[Assignment] The answer must be an exact copy of every entry.

::: Provided data

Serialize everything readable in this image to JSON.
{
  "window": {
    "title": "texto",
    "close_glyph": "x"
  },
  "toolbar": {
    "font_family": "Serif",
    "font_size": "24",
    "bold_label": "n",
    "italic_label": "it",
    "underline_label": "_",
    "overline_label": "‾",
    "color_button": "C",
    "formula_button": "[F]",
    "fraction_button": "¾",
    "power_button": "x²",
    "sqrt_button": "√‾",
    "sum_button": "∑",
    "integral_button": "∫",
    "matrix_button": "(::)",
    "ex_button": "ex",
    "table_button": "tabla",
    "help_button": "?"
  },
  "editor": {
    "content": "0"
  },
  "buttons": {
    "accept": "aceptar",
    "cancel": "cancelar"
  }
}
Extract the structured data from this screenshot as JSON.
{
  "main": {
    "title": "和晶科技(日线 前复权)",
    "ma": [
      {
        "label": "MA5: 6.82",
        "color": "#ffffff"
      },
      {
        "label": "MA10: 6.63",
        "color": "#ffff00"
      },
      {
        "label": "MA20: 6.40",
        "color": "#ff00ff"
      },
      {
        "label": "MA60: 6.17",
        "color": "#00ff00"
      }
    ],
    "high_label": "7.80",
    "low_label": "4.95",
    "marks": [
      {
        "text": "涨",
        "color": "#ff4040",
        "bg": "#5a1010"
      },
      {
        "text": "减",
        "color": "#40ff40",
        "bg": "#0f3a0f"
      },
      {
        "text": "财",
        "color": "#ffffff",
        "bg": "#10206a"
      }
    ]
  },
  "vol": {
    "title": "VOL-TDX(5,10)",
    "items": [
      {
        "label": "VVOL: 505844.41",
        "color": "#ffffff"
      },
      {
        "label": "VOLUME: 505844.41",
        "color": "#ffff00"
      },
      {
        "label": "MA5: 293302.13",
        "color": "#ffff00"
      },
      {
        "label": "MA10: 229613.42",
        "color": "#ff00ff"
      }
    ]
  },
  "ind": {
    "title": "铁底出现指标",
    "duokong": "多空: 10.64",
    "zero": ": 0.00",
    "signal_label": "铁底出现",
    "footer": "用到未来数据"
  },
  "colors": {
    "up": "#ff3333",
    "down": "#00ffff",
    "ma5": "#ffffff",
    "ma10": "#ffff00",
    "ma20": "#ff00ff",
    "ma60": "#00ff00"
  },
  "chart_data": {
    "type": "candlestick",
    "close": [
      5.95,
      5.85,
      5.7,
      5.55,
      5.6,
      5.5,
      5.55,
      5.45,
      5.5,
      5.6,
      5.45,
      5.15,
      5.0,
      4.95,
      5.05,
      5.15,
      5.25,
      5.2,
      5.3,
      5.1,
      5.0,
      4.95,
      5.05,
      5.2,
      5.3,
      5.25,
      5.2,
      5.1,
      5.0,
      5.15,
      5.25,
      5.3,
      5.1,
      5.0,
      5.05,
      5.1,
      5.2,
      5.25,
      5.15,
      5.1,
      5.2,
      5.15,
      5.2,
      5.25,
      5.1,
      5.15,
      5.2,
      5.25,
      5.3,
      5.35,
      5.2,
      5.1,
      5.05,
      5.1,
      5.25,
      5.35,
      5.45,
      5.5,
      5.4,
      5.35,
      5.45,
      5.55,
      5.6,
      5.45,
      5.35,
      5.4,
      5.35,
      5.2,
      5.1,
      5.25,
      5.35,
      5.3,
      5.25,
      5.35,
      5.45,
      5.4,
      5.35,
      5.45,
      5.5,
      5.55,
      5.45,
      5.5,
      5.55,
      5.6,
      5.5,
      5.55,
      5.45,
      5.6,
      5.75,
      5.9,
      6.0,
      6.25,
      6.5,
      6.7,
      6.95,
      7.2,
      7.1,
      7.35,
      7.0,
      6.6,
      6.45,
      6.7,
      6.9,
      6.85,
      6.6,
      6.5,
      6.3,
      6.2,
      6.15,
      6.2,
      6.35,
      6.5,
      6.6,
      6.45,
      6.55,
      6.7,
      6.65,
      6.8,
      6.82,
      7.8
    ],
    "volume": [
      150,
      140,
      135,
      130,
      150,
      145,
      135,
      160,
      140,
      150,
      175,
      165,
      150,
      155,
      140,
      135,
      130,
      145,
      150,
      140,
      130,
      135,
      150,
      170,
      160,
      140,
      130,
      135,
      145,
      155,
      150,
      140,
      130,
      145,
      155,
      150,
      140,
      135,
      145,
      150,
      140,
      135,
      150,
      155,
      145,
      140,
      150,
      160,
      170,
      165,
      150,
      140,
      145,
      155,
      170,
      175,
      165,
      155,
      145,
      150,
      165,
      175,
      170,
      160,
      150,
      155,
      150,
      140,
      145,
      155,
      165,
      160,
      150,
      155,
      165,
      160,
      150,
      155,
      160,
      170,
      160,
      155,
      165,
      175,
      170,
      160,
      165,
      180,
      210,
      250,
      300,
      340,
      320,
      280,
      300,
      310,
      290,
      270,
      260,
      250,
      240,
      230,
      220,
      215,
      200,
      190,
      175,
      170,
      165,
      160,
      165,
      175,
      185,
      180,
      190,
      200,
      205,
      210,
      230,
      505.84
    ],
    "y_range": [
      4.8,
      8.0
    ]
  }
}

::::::

[Output]
Serialize everything readable in this image to JSON.
{
  "window": {
    "title": "texto",
    "close_glyph": "x"
  },
  "toolbar": {
    "font_family": "Serif",
    "font_size": "24",
    "bold_label": "n",
    "italic_label": "it",
    "underline_label": "_",
    "overline_label": "‾",
    "color_button": "C",
    "formula_button": "[F]",
    "fraction_button": "¾",
    "power_button": "x²",
    "sqrt_button": "√‾",
    "sum_button": "∑",
    "integral_button": "∫",
    "matrix_button": "(::)",
    "ex_button": "ex",
    "table_button": "tabla",
    "help_button": "?"
  },
  "editor": {
    "content": "0"
  },
  "buttons": {
    "accept": "aceptar",
    "cancel": "cancelar"
  }
}
Extract the structured data from this screenshot as JSON.
{
  "main": {
    "title": "和晶科技(日线 前复权)",
    "ma": [
      {
        "label": "MA5: 6.82",
        "color": "#ffffff"
      },
      {
        "label": "MA10: 6.63",
        "color": "#ffff00"
      },
      {
        "label": "MA20: 6.40",
        "color": "#ff00ff"
      },
      {
        "label": "MA60: 6.17",
        "color": "#00ff00"
      }
    ],
    "high_label": "7.80",
    "low_label": "4.95",
    "marks": [
      {
        "text": "涨",
        "color": "#ff4040",
        "bg": "#5a1010"
      },
      {
        "text": "减",
        "color": "#40ff40",
        "bg": "#0f3a0f"
      },
      {
        "text": "财",
        "color": "#ffffff",
        "bg": "#10206a"
      }
    ]
  },
  "vol": {
    "title": "VOL-TDX(5,10)",
    "items": [
      {
        "label": "VVOL: 505844.41",
        "color": "#ffffff"
      },
      {
        "label": "VOLUME: 505844.41",
        "color": "#ffff00"
      },
      {
        "label": "MA5: 293302.13",
        "color": "#ffff00"
      },
      {
        "label": "MA10: 229613.42",
        "color": "#ff00ff"
      }
    ]
  },
  "ind": {
    "title": "铁底出现指标",
    "duokong": "多空: 10.64",
    "zero": ": 0.00",
    "signal_label": "铁底出现",
    "footer": "用到未来数据"
  },
  "colors": {
    "up": "#ff3333",
    "down": "#00ffff",
    "ma5": "#ffffff",
    "ma10": "#ffff00",
    "ma20": "#ff00ff",
    "ma60": "#00ff00"
  },
  "chart_data": {
    "type": "candlestick",
    "close": [
      5.95,
      5.85,
      5.7,
      5.55,
      5.6,
      5.5,
      5.55,
      5.45,
      5.5,
      5.6,
      5.45,
      5.15,
      5.0,
      4.95,
      5.05,
      5.15,
      5.25,
      5.2,
      5.3,
      5.1,
      5.0,
      4.95,
      5.05,
      5.2,
      5.3,
      5.25,
      5.2,
      5.1,
      5.0,
      5.15,
      5.25,
      5.3,
      5.1,
      5.0,
      5.05,
      5.1,
      5.2,
      5.25,
      5.15,
      5.1,
      5.2,
      5.15,
      5.2,
      5.25,
      5.1,
      5.15,
      5.2,
      5.25,
      5.3,
      5.35,
      5.2,
      5.1,
      5.05,
      5.1,
      5.25,
      5.35,
      5.45,
      5.5,
      5.4,
      5.35,
      5.45,
      5.55,
      5.6,
      5.45,
      5.35,
      5.4,
      5.35,
      5.2,
      5.1,
      5.25,
      5.35,
      5.3,
      5.25,
      5.35,
      5.45,
      5.4,
      5.35,
      5.45,
      5.5,
      5.55,
      5.45,
      5.5,
      5.55,
      5.6,
      5.5,
      5.55,
      5.45,
      5.6,
      5.75,
      5.9,
      6.0,
      6.25,
      6.5,
      6.7,
      6.95,
      7.2,
      7.1,
      7.35,
      7.0,
      6.6,
      6.45,
      6.7,
      6.9,
      6.85,
      6.6,
      6.5,
      6.3,
      6.2,
      6.15,
      6.2,
      6.35,
      6.5,
      6.6,
      6.45,
      6.55,
      6.7,
      6.65,
      6.8,
      6.82,
      7.8
    ],
    "volume": [
      150,
      140,
      135,
      130,
      150,
      145,
      135,
      160,
      140,
      150,
      175,
      165,
      150,
      155,
      140,
      135,
      130,
      145,
      150,
      140,
      130,
      135,
      150,
      170,
      160,
      140,
      130,
      135,
      145,
      155,
      150,
      140,
      130,
      145,
      155,
      150,
      140,
      135,
      145,
      150,
      140,
      135,
      150,
      155,
      145,
      140,
      150,
      160,
      170,
      165,
      150,
      140,
      145,
      155,
      170,
      175,
      165,
      155,
      145,
      150,
      165,
      175,
      170,
      160,
      150,
      155,
      150,
      140,
      145,
      155,
      165,
      160,
      150,
      155,
      165,
      160,
      150,
      155,
      160,
      170,
      160,
      155,
      165,
      175,
      170,
      160,
      165,
      180,
      210,
      250,
      300,
      340,
      320,
      280,
      300,
      310,
      290,
      270,
      260,
      250,
      240,
      230,
      220,
      215,
      200,
      190,
      175,
      170,
      165,
      160,
      165,
      175,
      185,
      180,
      190,
      200,
      205,
      210,
      230,
      505.84
    ],
    "y_range": [
      4.8,
      8.0
    ]
  }
}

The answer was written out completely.